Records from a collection
Content starts

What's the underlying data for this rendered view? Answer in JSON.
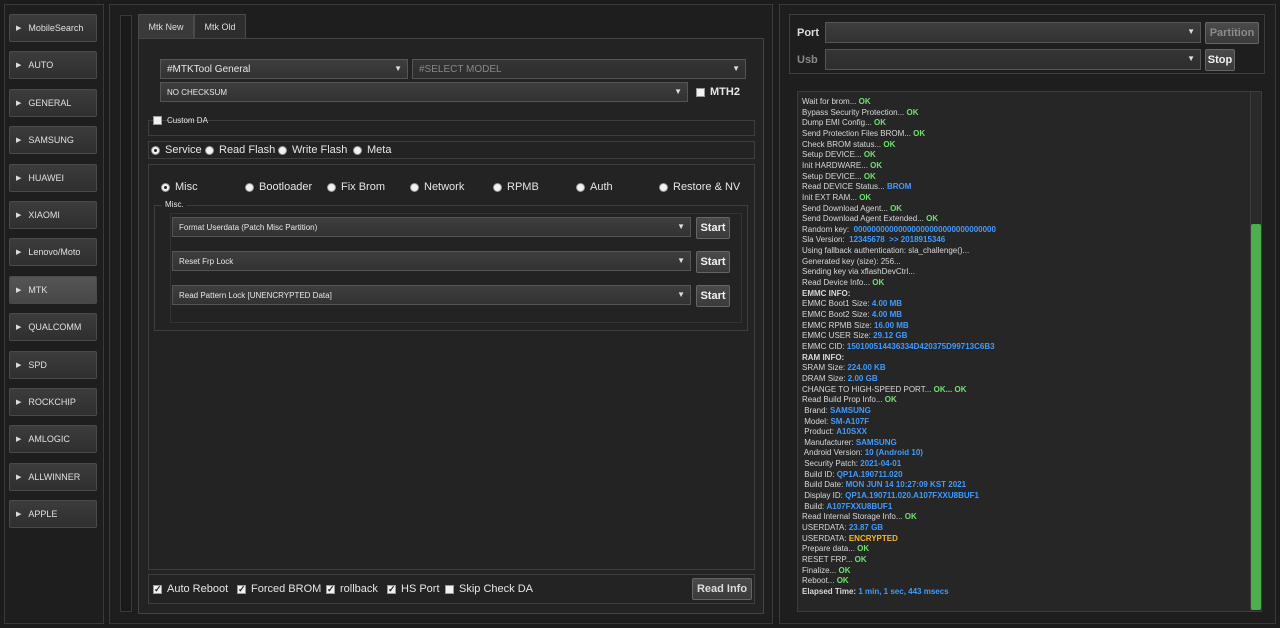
{
  "sidebar": {
    "items": [
      {
        "label": "MobileSearch"
      },
      {
        "label": "AUTO"
      },
      {
        "label": "GENERAL"
      },
      {
        "label": "SAMSUNG"
      },
      {
        "label": "HUAWEI"
      },
      {
        "label": "XIAOMI"
      },
      {
        "label": "Lenovo/Moto"
      },
      {
        "label": "MTK",
        "active": true
      },
      {
        "label": "QUALCOMM"
      },
      {
        "label": "SPD"
      },
      {
        "label": "ROCKCHIP"
      },
      {
        "label": "AMLOGIC"
      },
      {
        "label": "ALLWINNER"
      },
      {
        "label": "APPLE"
      }
    ]
  },
  "tabs": {
    "mtk_new": "Mtk New",
    "mtk_old": "Mtk Old"
  },
  "device": {
    "tool": "#MTKTool General",
    "model_placeholder": "#SELECT MODEL",
    "checksum": "NO CHECKSUM",
    "mth2": "MTH2",
    "custom_da": "Custom DA"
  },
  "modes": {
    "service": "Service",
    "read_flash": "Read Flash",
    "write_flash": "Write Flash",
    "meta": "Meta"
  },
  "subtabs": {
    "misc": "Misc",
    "bootloader": "Bootloader",
    "fix_brom": "Fix Brom",
    "network": "Network",
    "rpmb": "RPMB",
    "auth": "Auth",
    "restore_nv": "Restore & NV"
  },
  "misc_group": {
    "title": "Misc.",
    "ops": [
      {
        "label": "Format Userdata (Patch Misc Partition)",
        "button": "Start"
      },
      {
        "label": "Reset Frp Lock",
        "button": "Start"
      },
      {
        "label": "Read Pattern Lock [UNENCRYPTED Data]",
        "button": "Start"
      }
    ]
  },
  "options": {
    "auto_reboot": "Auto Reboot",
    "forced_brom": "Forced BROM",
    "rollback": "rollback",
    "hs_port": "HS Port",
    "skip_check_da": "Skip Check DA",
    "read_info": "Read Info"
  },
  "connection": {
    "port_label": "Port",
    "usb_label": "Usb",
    "partition": "Partition",
    "stop": "Stop",
    "port_value": "",
    "usb_value": ""
  },
  "colors": {
    "ok": "#6fe06f",
    "value": "#3f9cff",
    "warning": "#f0b830",
    "scroll_thumb": "#4cae4c"
  },
  "log": [
    {
      "t": "Wait for brom... ",
      "v": "OK",
      "c": "ok"
    },
    {
      "t": "Bypass Security Protection... ",
      "v": "OK",
      "c": "ok"
    },
    {
      "t": "Dump EMI Config... ",
      "v": "OK",
      "c": "ok"
    },
    {
      "t": "Send Protection Files BROM... ",
      "v": "OK",
      "c": "ok"
    },
    {
      "t": "Check BROM status... ",
      "v": "OK",
      "c": "ok"
    },
    {
      "t": "Setup DEVICE... ",
      "v": "OK",
      "c": "ok"
    },
    {
      "t": "Init HARDWARE... ",
      "v": "OK",
      "c": "ok"
    },
    {
      "t": "Setup DEVICE... ",
      "v": "OK",
      "c": "ok"
    },
    {
      "t": "Read DEVICE Status... ",
      "v": "BROM",
      "c": "val"
    },
    {
      "t": "Init EXT RAM... ",
      "v": "OK",
      "c": "ok"
    },
    {
      "t": "Send Download Agent... ",
      "v": "OK",
      "c": "ok"
    },
    {
      "t": "Send Download Agent Extended... ",
      "v": "OK",
      "c": "ok"
    },
    {
      "t": "Random key:  ",
      "v": "00000000000000000000000000000000",
      "c": "val"
    },
    {
      "t": "Sla Version:  ",
      "v": "12345678  >> 2018915346",
      "c": "val"
    },
    {
      "t": "Using fallback authentication: sla_challenge()...",
      "v": "",
      "c": ""
    },
    {
      "t": "Generated key (size): 256...",
      "v": "",
      "c": ""
    },
    {
      "t": "Sending key via xflashDevCtrl...",
      "v": "",
      "c": ""
    },
    {
      "t": "Read Device Info... ",
      "v": "OK",
      "c": "ok"
    },
    {
      "t": "EMMC INFO:",
      "v": "",
      "c": "",
      "b": true
    },
    {
      "t": "EMMC Boot1 Size: ",
      "v": "4.00 MB",
      "c": "val"
    },
    {
      "t": "EMMC Boot2 Size: ",
      "v": "4.00 MB",
      "c": "val"
    },
    {
      "t": "EMMC RPMB Size: ",
      "v": "16.00 MB",
      "c": "val"
    },
    {
      "t": "EMMC USER Size: ",
      "v": "29.12 GB",
      "c": "val"
    },
    {
      "t": "EMMC CID: ",
      "v": "150100514436334D420375D99713C6B3",
      "c": "val"
    },
    {
      "t": "RAM INFO:",
      "v": "",
      "c": "",
      "b": true
    },
    {
      "t": "SRAM Size: ",
      "v": "224.00 KB",
      "c": "val"
    },
    {
      "t": "DRAM Size: ",
      "v": "2.00 GB",
      "c": "val"
    },
    {
      "t": "CHANGE TO HIGH-SPEED PORT... ",
      "v": "OK... OK",
      "c": "ok"
    },
    {
      "t": "Read Build Prop Info... ",
      "v": "OK",
      "c": "ok"
    },
    {
      "t": " Brand: ",
      "v": "SAMSUNG",
      "c": "val"
    },
    {
      "t": " Model: ",
      "v": "SM-A107F",
      "c": "val"
    },
    {
      "t": " Product: ",
      "v": "A10SXX",
      "c": "val"
    },
    {
      "t": " Manufacturer: ",
      "v": "SAMSUNG",
      "c": "val"
    },
    {
      "t": " Android Version: ",
      "v": "10 (Android 10)",
      "c": "val"
    },
    {
      "t": " Security Patch: ",
      "v": "2021-04-01",
      "c": "val"
    },
    {
      "t": " Build ID: ",
      "v": "QP1A.190711.020",
      "c": "val"
    },
    {
      "t": " Build Date: ",
      "v": "MON JUN 14 10:27:09 KST 2021",
      "c": "val"
    },
    {
      "t": " Display ID: ",
      "v": "QP1A.190711.020.A107FXXU8BUF1",
      "c": "val"
    },
    {
      "t": " Build: ",
      "v": "A107FXXU8BUF1",
      "c": "val"
    },
    {
      "t": "Read Internal Storage Info... ",
      "v": "OK",
      "c": "ok"
    },
    {
      "t": "USERDATA: ",
      "v": "23.87 GB",
      "c": "val"
    },
    {
      "t": "USERDATA: ",
      "v": "ENCRYPTED",
      "c": "warn"
    },
    {
      "t": "Prepare data... ",
      "v": "OK",
      "c": "ok"
    },
    {
      "t": "RESET FRP... ",
      "v": "OK",
      "c": "ok"
    },
    {
      "t": "Finalize... ",
      "v": "OK",
      "c": "ok"
    },
    {
      "t": "Reboot... ",
      "v": "OK",
      "c": "ok"
    },
    {
      "t": "Elapsed Time: ",
      "v": "1 min, 1 sec, 443 msecs",
      "c": "val",
      "b": true
    }
  ]
}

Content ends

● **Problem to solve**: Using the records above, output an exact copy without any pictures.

● **Task answer**:
What's the underlying data for this rendered view? Answer in JSON.
{
  "sidebar": {
    "items": [
      {
        "label": "MobileSearch"
      },
      {
        "label": "AUTO"
      },
      {
        "label": "GENERAL"
      },
      {
        "label": "SAMSUNG"
      },
      {
        "label": "HUAWEI"
      },
      {
        "label": "XIAOMI"
      },
      {
        "label": "Lenovo/Moto"
      },
      {
        "label": "MTK",
        "active": true
      },
      {
        "label": "QUALCOMM"
      },
      {
        "label": "SPD"
      },
      {
        "label": "ROCKCHIP"
      },
      {
        "label": "AMLOGIC"
      },
      {
        "label": "ALLWINNER"
      },
      {
        "label": "APPLE"
      }
    ]
  },
  "tabs": {
    "mtk_new": "Mtk New",
    "mtk_old": "Mtk Old"
  },
  "device": {
    "tool": "#MTKTool General",
    "model_placeholder": "#SELECT MODEL",
    "checksum": "NO CHECKSUM",
    "mth2": "MTH2",
    "custom_da": "Custom DA"
  },
  "modes": {
    "service": "Service",
    "read_flash": "Read Flash",
    "write_flash": "Write Flash",
    "meta": "Meta"
  },
  "subtabs": {
    "misc": "Misc",
    "bootloader": "Bootloader",
    "fix_brom": "Fix Brom",
    "network": "Network",
    "rpmb": "RPMB",
    "auth": "Auth",
    "restore_nv": "Restore & NV"
  },
  "misc_group": {
    "title": "Misc.",
    "ops": [
      {
        "label": "Format Userdata (Patch Misc Partition)",
        "button": "Start"
      },
      {
        "label": "Reset Frp Lock",
        "button": "Start"
      },
      {
        "label": "Read Pattern Lock [UNENCRYPTED Data]",
        "button": "Start"
      }
    ]
  },
  "options": {
    "auto_reboot": "Auto Reboot",
    "forced_brom": "Forced BROM",
    "rollback": "rollback",
    "hs_port": "HS Port",
    "skip_check_da": "Skip Check DA",
    "read_info": "Read Info"
  },
  "connection": {
    "port_label": "Port",
    "usb_label": "Usb",
    "partition": "Partition",
    "stop": "Stop",
    "port_value": "",
    "usb_value": ""
  },
  "colors": {
    "ok": "#6fe06f",
    "value": "#3f9cff",
    "warning": "#f0b830",
    "scroll_thumb": "#4cae4c"
  },
  "log": [
    {
      "t": "Wait for brom... ",
      "v": "OK",
      "c": "ok"
    },
    {
      "t": "Bypass Security Protection... ",
      "v": "OK",
      "c": "ok"
    },
    {
      "t": "Dump EMI Config... ",
      "v": "OK",
      "c": "ok"
    },
    {
      "t": "Send Protection Files BROM... ",
      "v": "OK",
      "c": "ok"
    },
    {
      "t": "Check BROM status... ",
      "v": "OK",
      "c": "ok"
    },
    {
      "t": "Setup DEVICE... ",
      "v": "OK",
      "c": "ok"
    },
    {
      "t": "Init HARDWARE... ",
      "v": "OK",
      "c": "ok"
    },
    {
      "t": "Setup DEVICE... ",
      "v": "OK",
      "c": "ok"
    },
    {
      "t": "Read DEVICE Status... ",
      "v": "BROM",
      "c": "val"
    },
    {
      "t": "Init EXT RAM... ",
      "v": "OK",
      "c": "ok"
    },
    {
      "t": "Send Download Agent... ",
      "v": "OK",
      "c": "ok"
    },
    {
      "t": "Send Download Agent Extended... ",
      "v": "OK",
      "c": "ok"
    },
    {
      "t": "Random key:  ",
      "v": "00000000000000000000000000000000",
      "c": "val"
    },
    {
      "t": "Sla Version:  ",
      "v": "12345678  >> 2018915346",
      "c": "val"
    },
    {
      "t": "Using fallback authentication: sla_challenge()...",
      "v": "",
      "c": ""
    },
    {
      "t": "Generated key (size): 256...",
      "v": "",
      "c": ""
    },
    {
      "t": "Sending key via xflashDevCtrl...",
      "v": "",
      "c": ""
    },
    {
      "t": "Read Device Info... ",
      "v": "OK",
      "c": "ok"
    },
    {
      "t": "EMMC INFO:",
      "v": "",
      "c": "",
      "b": true
    },
    {
      "t": "EMMC Boot1 Size: ",
      "v": "4.00 MB",
      "c": "val"
    },
    {
      "t": "EMMC Boot2 Size: ",
      "v": "4.00 MB",
      "c": "val"
    },
    {
      "t": "EMMC RPMB Size: ",
      "v": "16.00 MB",
      "c": "val"
    },
    {
      "t": "EMMC USER Size: ",
      "v": "29.12 GB",
      "c": "val"
    },
    {
      "t": "EMMC CID: ",
      "v": "150100514436334D420375D99713C6B3",
      "c": "val"
    },
    {
      "t": "RAM INFO:",
      "v": "",
      "c": "",
      "b": true
    },
    {
      "t": "SRAM Size: ",
      "v": "224.00 KB",
      "c": "val"
    },
    {
      "t": "DRAM Size: ",
      "v": "2.00 GB",
      "c": "val"
    },
    {
      "t": "CHANGE TO HIGH-SPEED PORT... ",
      "v": "OK... OK",
      "c": "ok"
    },
    {
      "t": "Read Build Prop Info... ",
      "v": "OK",
      "c": "ok"
    },
    {
      "t": " Brand: ",
      "v": "SAMSUNG",
      "c": "val"
    },
    {
      "t": " Model: ",
      "v": "SM-A107F",
      "c": "val"
    },
    {
      "t": " Product: ",
      "v": "A10SXX",
      "c": "val"
    },
    {
      "t": " Manufacturer: ",
      "v": "SAMSUNG",
      "c": "val"
    },
    {
      "t": " Android Version: ",
      "v": "10 (Android 10)",
      "c": "val"
    },
    {
      "t": " Security Patch: ",
      "v": "2021-04-01",
      "c": "val"
    },
    {
      "t": " Build ID: ",
      "v": "QP1A.190711.020",
      "c": "val"
    },
    {
      "t": " Build Date: ",
      "v": "MON JUN 14 10:27:09 KST 2021",
      "c": "val"
    },
    {
      "t": " Display ID: ",
      "v": "QP1A.190711.020.A107FXXU8BUF1",
      "c": "val"
    },
    {
      "t": " Build: ",
      "v": "A107FXXU8BUF1",
      "c": "val"
    },
    {
      "t": "Read Internal Storage Info... ",
      "v": "OK",
      "c": "ok"
    },
    {
      "t": "USERDATA: ",
      "v": "23.87 GB",
      "c": "val"
    },
    {
      "t": "USERDATA: ",
      "v": "ENCRYPTED",
      "c": "warn"
    },
    {
      "t": "Prepare data... ",
      "v": "OK",
      "c": "ok"
    },
    {
      "t": "RESET FRP... ",
      "v": "OK",
      "c": "ok"
    },
    {
      "t": "Finalize... ",
      "v": "OK",
      "c": "ok"
    },
    {
      "t": "Reboot... ",
      "v": "OK",
      "c": "ok"
    },
    {
      "t": "Elapsed Time: ",
      "v": "1 min, 1 sec, 443 msecs",
      "c": "val",
      "b": true
    }
  ]
}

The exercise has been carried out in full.